# PROBLEM:
Filter the records below for the word "JSON". Copy each line that holds it.

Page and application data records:
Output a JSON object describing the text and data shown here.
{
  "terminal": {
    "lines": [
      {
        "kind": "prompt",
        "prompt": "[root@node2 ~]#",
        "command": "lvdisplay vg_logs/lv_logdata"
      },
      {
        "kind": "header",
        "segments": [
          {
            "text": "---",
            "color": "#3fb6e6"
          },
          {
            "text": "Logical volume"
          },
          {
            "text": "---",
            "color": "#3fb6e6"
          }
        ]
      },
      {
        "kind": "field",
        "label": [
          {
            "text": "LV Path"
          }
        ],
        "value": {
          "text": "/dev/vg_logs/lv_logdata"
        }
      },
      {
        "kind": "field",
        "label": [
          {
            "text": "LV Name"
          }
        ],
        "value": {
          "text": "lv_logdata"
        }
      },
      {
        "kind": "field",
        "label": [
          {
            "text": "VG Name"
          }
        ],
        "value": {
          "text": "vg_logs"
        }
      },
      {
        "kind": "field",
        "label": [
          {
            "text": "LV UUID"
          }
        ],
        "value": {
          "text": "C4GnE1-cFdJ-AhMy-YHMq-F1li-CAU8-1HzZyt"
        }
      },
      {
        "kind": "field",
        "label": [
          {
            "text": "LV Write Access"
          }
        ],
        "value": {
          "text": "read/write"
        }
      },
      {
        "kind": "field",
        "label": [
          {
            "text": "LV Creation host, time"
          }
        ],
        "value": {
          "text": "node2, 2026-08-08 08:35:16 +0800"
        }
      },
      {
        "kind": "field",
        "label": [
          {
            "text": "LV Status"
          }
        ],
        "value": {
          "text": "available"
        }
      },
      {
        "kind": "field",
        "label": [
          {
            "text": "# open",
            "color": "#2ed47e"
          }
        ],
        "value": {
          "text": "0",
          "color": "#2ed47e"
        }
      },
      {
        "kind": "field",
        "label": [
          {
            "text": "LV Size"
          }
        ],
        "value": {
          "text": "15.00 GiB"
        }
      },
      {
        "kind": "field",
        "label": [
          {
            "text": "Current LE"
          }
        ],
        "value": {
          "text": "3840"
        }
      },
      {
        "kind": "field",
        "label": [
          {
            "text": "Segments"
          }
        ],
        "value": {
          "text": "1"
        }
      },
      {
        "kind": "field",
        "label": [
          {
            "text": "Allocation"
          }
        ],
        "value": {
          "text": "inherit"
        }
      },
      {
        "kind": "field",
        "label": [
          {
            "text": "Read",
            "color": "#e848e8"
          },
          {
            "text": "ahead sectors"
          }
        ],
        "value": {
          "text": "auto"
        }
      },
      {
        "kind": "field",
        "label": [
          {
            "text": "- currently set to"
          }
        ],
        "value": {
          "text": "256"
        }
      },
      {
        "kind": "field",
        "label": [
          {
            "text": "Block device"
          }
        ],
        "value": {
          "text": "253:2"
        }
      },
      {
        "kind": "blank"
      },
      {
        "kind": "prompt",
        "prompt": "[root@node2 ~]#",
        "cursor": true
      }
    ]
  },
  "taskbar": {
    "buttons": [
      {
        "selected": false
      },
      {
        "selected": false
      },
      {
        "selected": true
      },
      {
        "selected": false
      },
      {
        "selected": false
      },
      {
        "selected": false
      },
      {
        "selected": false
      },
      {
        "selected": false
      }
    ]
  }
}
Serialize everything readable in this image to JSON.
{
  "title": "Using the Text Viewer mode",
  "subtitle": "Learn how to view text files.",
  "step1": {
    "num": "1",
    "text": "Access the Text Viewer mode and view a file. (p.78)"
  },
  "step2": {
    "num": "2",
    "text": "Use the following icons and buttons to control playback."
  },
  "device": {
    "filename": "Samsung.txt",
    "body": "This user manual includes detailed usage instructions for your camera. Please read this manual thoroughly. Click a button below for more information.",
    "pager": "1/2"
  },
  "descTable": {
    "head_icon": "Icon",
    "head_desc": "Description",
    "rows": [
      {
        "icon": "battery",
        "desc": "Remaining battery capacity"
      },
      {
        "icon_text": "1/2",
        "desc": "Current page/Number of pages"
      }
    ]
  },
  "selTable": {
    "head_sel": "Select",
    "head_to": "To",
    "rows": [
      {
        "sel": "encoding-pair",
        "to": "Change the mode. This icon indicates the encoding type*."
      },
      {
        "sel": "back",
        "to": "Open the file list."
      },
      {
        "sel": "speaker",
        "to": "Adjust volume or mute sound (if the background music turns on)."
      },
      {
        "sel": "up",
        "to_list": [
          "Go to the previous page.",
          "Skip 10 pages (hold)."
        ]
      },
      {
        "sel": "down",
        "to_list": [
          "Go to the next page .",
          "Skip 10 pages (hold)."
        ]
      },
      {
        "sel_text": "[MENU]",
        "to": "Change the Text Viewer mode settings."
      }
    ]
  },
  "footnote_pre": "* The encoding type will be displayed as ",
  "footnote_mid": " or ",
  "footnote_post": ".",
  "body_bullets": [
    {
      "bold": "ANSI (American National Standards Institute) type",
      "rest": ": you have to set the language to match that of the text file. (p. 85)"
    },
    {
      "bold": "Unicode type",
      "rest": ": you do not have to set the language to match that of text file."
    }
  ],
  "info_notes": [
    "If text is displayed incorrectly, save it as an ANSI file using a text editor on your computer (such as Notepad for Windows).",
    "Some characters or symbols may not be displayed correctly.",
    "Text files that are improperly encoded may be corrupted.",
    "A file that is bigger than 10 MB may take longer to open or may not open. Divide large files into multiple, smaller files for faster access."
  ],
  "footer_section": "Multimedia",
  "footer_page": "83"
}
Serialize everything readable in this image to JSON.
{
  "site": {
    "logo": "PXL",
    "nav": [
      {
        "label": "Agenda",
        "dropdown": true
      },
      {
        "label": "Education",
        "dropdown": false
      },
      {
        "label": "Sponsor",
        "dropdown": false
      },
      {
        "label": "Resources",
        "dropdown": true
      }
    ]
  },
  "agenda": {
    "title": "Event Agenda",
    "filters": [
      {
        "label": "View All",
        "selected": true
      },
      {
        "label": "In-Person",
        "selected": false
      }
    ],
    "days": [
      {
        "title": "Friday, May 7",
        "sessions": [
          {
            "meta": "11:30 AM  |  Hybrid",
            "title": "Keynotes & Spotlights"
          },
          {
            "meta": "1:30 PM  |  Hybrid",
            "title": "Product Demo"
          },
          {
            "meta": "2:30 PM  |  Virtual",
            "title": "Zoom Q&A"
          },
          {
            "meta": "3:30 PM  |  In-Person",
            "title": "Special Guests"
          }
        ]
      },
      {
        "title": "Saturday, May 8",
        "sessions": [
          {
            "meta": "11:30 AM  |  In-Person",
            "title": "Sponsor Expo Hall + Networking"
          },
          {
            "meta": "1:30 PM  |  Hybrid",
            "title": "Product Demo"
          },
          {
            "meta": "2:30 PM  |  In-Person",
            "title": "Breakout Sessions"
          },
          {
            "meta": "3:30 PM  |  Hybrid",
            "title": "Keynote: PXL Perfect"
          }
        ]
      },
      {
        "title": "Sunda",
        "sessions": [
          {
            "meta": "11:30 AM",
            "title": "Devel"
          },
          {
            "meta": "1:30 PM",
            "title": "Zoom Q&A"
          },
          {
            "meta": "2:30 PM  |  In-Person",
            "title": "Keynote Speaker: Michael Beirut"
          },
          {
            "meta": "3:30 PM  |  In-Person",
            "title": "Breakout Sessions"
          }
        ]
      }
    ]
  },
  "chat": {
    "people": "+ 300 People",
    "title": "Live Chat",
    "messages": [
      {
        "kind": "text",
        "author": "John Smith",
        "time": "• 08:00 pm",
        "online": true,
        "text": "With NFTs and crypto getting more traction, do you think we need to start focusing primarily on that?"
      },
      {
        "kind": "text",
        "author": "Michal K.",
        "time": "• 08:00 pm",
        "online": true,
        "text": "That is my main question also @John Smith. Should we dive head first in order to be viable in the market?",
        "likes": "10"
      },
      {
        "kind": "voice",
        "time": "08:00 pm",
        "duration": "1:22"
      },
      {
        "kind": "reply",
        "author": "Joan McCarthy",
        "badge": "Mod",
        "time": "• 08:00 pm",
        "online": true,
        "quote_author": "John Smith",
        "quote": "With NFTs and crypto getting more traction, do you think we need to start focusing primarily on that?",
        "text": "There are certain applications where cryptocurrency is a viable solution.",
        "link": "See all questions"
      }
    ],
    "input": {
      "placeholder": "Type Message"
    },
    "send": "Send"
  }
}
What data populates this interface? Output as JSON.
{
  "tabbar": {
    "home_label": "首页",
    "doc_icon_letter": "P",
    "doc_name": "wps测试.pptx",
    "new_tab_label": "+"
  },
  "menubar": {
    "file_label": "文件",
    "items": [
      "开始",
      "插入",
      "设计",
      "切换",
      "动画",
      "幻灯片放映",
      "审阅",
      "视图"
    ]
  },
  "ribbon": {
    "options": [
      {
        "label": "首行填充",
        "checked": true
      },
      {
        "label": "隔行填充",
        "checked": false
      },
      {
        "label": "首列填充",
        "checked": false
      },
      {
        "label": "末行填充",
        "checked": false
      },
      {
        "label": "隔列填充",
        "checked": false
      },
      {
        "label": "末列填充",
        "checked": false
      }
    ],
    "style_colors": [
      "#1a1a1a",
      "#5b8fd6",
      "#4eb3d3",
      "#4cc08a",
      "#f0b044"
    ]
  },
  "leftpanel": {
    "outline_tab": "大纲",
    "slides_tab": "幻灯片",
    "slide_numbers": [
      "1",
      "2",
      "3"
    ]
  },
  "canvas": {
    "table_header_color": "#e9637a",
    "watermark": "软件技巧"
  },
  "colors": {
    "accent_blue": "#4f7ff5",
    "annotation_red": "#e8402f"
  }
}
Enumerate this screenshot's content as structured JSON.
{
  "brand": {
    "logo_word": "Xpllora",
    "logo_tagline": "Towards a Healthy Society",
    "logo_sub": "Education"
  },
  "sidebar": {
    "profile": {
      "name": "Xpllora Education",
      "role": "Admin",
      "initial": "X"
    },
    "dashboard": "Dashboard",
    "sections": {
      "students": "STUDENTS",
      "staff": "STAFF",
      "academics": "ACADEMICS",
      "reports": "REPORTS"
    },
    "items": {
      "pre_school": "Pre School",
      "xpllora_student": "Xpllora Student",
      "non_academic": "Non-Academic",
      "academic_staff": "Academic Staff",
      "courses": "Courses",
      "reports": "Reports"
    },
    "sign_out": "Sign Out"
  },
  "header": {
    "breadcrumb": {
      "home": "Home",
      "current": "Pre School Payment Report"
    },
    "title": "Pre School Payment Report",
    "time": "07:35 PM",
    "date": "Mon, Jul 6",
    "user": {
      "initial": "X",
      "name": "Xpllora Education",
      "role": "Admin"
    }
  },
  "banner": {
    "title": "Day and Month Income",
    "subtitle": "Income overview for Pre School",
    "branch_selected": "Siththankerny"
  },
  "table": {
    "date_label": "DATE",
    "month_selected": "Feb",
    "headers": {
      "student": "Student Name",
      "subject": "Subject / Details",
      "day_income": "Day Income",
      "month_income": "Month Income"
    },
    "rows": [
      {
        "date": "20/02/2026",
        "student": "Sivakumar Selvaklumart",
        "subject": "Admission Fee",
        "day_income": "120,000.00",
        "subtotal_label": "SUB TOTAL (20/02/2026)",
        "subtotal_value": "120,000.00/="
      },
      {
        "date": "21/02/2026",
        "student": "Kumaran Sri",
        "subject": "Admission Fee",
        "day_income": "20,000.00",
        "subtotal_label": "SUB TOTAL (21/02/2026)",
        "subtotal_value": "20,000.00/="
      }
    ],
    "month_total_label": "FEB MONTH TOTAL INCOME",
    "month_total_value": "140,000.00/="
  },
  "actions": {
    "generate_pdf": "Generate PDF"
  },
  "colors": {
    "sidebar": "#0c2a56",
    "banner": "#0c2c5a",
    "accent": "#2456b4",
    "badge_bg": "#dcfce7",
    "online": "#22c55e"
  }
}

# PROBLEM SOLUTION:
Output a JSON object describing the text and data shown here.
Serialize everything readable in this image to JSON.
Serialize everything readable in this image to JSON.
What data populates this interface? Output as JSON.
Enumerate this screenshot's content as structured JSON.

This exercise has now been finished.